Website and app data records:
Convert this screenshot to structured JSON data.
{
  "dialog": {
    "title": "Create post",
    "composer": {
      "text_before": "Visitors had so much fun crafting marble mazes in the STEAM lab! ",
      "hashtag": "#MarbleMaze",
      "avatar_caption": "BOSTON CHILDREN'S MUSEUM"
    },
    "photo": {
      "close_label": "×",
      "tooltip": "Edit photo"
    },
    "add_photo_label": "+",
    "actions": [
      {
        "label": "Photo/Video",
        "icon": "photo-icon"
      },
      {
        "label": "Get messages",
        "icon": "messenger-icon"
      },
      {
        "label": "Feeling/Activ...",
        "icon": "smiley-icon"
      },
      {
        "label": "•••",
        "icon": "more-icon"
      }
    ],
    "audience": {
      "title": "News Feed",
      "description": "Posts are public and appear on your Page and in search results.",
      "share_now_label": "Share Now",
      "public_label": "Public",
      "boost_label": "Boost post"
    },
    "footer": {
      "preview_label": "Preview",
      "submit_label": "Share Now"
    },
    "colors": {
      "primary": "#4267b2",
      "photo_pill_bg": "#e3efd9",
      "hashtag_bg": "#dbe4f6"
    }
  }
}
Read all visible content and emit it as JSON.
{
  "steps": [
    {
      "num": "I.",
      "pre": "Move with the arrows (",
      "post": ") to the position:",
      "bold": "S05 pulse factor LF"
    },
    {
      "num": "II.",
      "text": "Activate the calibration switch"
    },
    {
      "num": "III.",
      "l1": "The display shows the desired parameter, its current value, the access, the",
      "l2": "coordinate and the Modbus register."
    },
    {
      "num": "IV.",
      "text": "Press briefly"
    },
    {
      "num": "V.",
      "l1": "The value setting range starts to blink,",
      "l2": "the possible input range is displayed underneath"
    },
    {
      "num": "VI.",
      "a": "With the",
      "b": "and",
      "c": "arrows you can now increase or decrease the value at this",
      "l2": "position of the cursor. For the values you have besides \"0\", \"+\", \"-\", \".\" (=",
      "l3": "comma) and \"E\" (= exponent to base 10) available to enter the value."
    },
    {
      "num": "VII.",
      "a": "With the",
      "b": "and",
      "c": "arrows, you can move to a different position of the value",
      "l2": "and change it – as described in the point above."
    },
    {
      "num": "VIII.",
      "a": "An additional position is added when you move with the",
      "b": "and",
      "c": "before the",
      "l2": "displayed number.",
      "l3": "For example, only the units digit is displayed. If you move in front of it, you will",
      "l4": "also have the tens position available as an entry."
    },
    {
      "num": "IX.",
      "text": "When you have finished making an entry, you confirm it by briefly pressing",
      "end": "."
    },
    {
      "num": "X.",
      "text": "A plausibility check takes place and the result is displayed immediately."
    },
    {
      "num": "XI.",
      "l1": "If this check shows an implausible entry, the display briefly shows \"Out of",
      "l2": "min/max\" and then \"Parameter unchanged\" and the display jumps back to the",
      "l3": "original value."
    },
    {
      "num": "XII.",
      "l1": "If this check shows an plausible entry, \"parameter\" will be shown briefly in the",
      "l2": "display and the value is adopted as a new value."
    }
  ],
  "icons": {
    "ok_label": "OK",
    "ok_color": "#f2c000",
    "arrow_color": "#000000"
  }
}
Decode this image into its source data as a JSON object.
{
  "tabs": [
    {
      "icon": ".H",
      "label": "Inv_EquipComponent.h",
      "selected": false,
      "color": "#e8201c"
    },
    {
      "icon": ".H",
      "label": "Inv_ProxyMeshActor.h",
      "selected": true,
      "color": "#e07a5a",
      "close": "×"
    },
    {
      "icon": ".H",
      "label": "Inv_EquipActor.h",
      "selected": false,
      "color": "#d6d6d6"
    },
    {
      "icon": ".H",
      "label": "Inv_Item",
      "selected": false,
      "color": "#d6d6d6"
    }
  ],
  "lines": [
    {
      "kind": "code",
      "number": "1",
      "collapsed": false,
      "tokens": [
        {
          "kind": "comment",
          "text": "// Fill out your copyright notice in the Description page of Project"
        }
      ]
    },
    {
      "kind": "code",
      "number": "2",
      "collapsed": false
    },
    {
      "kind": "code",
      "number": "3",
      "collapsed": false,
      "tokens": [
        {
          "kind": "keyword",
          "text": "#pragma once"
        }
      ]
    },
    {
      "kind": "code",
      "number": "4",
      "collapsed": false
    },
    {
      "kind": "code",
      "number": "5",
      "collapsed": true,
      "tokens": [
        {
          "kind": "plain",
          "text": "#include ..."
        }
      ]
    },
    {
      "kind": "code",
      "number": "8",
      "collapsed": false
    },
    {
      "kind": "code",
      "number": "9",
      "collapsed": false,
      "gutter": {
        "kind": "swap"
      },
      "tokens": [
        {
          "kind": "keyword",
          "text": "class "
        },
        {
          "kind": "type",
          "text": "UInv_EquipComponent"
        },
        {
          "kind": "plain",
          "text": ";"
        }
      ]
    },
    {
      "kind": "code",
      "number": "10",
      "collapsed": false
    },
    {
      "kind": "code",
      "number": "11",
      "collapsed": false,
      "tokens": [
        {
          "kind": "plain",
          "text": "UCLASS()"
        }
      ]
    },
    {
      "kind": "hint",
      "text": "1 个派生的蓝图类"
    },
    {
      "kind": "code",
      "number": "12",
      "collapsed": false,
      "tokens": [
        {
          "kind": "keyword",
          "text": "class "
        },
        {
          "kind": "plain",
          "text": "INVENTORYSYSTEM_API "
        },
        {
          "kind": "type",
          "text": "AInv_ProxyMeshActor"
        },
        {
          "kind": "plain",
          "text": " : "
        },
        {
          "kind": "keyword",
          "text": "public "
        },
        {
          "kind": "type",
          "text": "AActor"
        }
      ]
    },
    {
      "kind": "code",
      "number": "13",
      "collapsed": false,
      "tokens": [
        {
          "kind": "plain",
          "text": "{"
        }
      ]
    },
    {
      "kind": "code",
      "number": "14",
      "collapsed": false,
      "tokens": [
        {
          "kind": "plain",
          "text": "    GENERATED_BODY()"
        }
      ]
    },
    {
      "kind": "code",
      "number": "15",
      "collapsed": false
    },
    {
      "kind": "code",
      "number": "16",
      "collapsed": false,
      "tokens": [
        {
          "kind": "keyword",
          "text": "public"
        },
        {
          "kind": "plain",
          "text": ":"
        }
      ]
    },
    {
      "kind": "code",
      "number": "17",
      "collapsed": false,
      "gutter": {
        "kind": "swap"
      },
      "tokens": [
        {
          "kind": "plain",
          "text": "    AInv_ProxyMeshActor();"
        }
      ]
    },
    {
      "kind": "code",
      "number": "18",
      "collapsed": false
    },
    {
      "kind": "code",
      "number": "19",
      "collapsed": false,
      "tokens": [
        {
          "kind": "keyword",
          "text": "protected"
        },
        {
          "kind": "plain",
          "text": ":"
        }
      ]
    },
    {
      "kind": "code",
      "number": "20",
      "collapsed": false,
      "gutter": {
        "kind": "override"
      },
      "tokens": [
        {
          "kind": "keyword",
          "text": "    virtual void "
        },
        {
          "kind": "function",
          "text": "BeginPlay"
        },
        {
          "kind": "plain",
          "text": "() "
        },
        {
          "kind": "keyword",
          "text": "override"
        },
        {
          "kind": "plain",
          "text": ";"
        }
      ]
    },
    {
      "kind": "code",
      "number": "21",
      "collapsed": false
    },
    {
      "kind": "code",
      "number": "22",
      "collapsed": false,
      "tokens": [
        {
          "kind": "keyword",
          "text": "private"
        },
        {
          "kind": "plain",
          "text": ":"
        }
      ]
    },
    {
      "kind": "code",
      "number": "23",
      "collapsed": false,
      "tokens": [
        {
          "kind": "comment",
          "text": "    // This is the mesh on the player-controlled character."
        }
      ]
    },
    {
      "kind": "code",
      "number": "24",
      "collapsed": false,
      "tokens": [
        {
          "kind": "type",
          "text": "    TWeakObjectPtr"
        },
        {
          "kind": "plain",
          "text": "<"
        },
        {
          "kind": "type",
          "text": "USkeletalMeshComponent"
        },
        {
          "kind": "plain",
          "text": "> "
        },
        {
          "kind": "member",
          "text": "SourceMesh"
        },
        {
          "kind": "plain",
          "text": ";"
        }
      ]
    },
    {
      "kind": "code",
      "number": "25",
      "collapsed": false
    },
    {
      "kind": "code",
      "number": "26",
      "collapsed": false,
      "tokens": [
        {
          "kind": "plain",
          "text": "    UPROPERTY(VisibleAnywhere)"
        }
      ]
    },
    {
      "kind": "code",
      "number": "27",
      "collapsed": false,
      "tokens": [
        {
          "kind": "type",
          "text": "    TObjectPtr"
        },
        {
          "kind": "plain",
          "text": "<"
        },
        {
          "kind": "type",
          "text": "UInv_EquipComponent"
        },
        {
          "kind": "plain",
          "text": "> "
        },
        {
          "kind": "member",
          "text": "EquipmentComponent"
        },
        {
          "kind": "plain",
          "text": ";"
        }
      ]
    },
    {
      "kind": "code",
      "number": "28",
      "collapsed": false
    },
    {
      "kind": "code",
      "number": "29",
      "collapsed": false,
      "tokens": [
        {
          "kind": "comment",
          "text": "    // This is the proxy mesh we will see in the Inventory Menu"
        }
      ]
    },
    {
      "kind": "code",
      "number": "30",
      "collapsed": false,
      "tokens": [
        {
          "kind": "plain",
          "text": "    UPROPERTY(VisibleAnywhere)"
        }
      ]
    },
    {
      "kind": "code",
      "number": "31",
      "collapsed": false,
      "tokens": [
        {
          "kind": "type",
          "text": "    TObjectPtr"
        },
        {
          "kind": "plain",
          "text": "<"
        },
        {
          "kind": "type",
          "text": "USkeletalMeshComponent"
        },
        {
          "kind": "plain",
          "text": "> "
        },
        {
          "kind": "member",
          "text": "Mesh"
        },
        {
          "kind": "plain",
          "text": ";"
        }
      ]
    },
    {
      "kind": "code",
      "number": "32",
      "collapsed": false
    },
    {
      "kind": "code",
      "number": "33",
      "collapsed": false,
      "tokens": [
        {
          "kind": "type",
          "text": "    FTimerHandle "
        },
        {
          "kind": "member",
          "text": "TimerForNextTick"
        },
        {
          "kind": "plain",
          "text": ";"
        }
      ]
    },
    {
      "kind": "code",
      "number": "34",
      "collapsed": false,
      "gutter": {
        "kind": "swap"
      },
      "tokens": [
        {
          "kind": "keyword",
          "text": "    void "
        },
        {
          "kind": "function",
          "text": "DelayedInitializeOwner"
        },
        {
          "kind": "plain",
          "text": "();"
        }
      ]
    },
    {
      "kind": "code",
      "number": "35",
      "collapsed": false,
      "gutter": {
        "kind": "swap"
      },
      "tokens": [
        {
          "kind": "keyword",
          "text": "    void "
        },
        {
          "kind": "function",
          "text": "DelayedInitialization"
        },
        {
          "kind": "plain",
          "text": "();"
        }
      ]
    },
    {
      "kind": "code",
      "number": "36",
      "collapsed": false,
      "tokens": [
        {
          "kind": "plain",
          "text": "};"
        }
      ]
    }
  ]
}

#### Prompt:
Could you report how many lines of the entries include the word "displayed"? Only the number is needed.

#### Response to the task:
4